== Prompt ==
The lines to find are those in the entries that hold the word "question"; copy every one of them.

Component data from apps and pages:
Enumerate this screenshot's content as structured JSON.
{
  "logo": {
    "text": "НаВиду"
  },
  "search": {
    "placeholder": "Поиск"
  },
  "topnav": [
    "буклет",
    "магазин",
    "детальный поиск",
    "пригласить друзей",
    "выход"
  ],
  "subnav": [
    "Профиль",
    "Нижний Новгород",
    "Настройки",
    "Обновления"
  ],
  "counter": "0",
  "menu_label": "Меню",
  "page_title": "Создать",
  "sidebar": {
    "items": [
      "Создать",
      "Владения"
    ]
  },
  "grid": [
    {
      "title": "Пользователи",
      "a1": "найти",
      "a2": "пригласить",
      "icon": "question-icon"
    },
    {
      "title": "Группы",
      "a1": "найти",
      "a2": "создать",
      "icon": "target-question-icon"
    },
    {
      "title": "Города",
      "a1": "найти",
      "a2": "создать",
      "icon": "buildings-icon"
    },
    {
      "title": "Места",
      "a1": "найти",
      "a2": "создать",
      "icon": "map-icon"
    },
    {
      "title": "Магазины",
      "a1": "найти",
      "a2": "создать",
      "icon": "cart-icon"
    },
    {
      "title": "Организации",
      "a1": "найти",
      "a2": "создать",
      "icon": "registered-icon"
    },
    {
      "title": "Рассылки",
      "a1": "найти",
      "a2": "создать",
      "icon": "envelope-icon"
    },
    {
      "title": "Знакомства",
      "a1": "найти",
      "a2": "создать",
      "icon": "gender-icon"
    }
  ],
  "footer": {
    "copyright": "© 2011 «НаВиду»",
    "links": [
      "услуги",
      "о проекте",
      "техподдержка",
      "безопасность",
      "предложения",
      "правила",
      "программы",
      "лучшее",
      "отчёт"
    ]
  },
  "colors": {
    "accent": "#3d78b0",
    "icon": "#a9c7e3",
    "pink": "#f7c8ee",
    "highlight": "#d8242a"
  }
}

== Response box ==
      "icon": "question-icon"
      "icon": "target-question-icon"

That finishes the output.